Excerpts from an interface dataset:
==*==
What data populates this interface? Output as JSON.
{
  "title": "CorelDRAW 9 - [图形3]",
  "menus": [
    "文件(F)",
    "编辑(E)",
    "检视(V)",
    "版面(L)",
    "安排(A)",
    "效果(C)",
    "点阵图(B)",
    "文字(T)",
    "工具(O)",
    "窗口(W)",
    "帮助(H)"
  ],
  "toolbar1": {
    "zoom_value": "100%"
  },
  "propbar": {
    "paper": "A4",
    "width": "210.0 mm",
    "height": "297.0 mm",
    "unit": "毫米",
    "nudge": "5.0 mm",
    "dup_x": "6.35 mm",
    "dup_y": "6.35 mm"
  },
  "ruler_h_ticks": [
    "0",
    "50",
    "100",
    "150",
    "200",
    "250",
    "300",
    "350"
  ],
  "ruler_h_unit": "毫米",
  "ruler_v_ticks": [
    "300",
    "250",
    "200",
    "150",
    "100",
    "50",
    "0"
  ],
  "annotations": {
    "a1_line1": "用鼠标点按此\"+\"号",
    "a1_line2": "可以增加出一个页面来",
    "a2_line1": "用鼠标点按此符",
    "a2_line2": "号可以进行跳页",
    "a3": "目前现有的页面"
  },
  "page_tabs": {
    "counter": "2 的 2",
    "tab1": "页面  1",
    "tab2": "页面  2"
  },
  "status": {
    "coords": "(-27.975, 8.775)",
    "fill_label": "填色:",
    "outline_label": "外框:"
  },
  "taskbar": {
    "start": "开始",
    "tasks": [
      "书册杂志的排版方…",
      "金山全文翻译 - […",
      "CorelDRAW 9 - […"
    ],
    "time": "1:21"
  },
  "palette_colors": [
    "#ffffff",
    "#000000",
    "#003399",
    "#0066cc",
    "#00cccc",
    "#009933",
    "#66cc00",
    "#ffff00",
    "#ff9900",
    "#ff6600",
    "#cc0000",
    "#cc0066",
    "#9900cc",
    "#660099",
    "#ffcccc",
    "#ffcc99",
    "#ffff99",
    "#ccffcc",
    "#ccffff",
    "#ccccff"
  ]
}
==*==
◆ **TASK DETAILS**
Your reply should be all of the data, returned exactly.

◆ **RESULT**
What data populates this interface? Output as JSON.
{
  "title": "CorelDRAW 9 - [图形3]",
  "menus": [
    "文件(F)",
    "编辑(E)",
    "检视(V)",
    "版面(L)",
    "安排(A)",
    "效果(C)",
    "点阵图(B)",
    "文字(T)",
    "工具(O)",
    "窗口(W)",
    "帮助(H)"
  ],
  "toolbar1": {
    "zoom_value": "100%"
  },
  "propbar": {
    "paper": "A4",
    "width": "210.0 mm",
    "height": "297.0 mm",
    "unit": "毫米",
    "nudge": "5.0 mm",
    "dup_x": "6.35 mm",
    "dup_y": "6.35 mm"
  },
  "ruler_h_ticks": [
    "0",
    "50",
    "100",
    "150",
    "200",
    "250",
    "300",
    "350"
  ],
  "ruler_h_unit": "毫米",
  "ruler_v_ticks": [
    "300",
    "250",
    "200",
    "150",
    "100",
    "50",
    "0"
  ],
  "annotations": {
    "a1_line1": "用鼠标点按此\"+\"号",
    "a1_line2": "可以增加出一个页面来",
    "a2_line1": "用鼠标点按此符",
    "a2_line2": "号可以进行跳页",
    "a3": "目前现有的页面"
  },
  "page_tabs": {
    "counter": "2 的 2",
    "tab1": "页面  1",
    "tab2": "页面  2"
  },
  "status": {
    "coords": "(-27.975, 8.775)",
    "fill_label": "填色:",
    "outline_label": "外框:"
  },
  "taskbar": {
    "start": "开始",
    "tasks": [
      "书册杂志的排版方…",
      "金山全文翻译 - […",
      "CorelDRAW 9 - […"
    ],
    "time": "1:21"
  },
  "palette_colors": [
    "#ffffff",
    "#000000",
    "#003399",
    "#0066cc",
    "#00cccc",
    "#009933",
    "#66cc00",
    "#ffff00",
    "#ff9900",
    "#ff6600",
    "#cc0000",
    "#cc0066",
    "#9900cc",
    "#660099",
    "#ffcccc",
    "#ffcc99",
    "#ffff99",
    "#ccffcc",
    "#ccffff",
    "#ccccff"
  ]
}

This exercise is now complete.